Good books to strengthen pastoral ministry
November 21, 2017 by Joe Small
Suggestion for December reading:
Bruce Gordon, John Calvin’s Institutes of the Christian Religion: A Biography. Princeton University Press, 2016.
Princeton University Press is publishing an imaginative series: “Lives of Great Religious Books.” Each book in the series is a “biography,” not of the author, but of the book itself. Once published, books take on a life of their own, no longer the private possession of the author. The novelist Paul Auster notes:
“A book is a mysterious object, I said, and once it floats out into the world, anything can happen. All kinds of mischief can be caused, and there’s not a darned thing you can do about it. For better or worse, it’s completely out of your control.”
John Calvin wrote, revised, revised again, and published editions of the Institutes of the Christian Religion in Latin and French for more than 20 years. Nearly 450 years have passed since the final, Latin edition of 1559. Bruce Gordon traces the book’s long gestation period and its many years of influence, neglect, misuse, and revival, none of which Calvin himself could predict, fear, hope for, or in any way control. His Institutes took on a life of its own.
And yet, as Gordon writes:
“Posterity for Calvin and his book has been complicated in light of their curious, often strained relationship. Unflattering caricatures of the reformer endure in our day, often with little reference to the Institutes. Calvin and his Institutes have been regarded as one and the same, in a symbiotic relationship, with the book, whether read or not, the manifestation of the man.”
Recent biographies of John Calvin, including one by Bruce Gordon, have done much to dispel unflattering caricatures. Gordon’s biography of Calvin’s book may serve to introduce the Institutes to this generation, including Presbyterian pastors who have not read it because they imagine they already know what it says.
An important feature of Gordon’s biography of the Institutes is his awareness throughout that Calvin’s book has never lived alone, but belongs to the wider tradition of Reformed theology. Gordon treats the life of the book within the life of the tradition. Presbyterian pastors who have ignored the Institutes are only dimly aware of its continuing influence in shaping and re-shaping the contemporary church’s faith and life.

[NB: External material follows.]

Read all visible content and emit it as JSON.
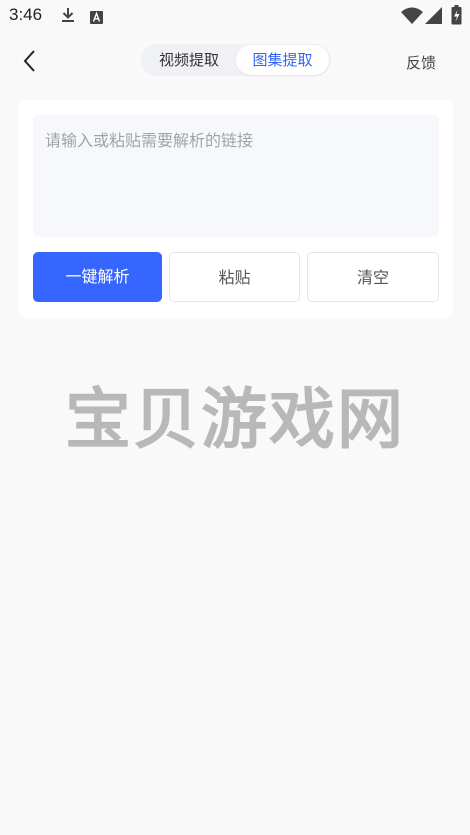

The Princeton University Press “Lives of Great Religious Books” series is superbly produced, employing beautiful cover art and excellent paper. Other book biographies in the series include C.S. Lewis’ Mere Christianity (reviewed in a previous post of The Pastor’s Life”), the Book of Common Prayer, Bonhoeffer’s Letters and Papers from Prison, Augustine’s Confessions, the Book of Genesis, and the Book of Job.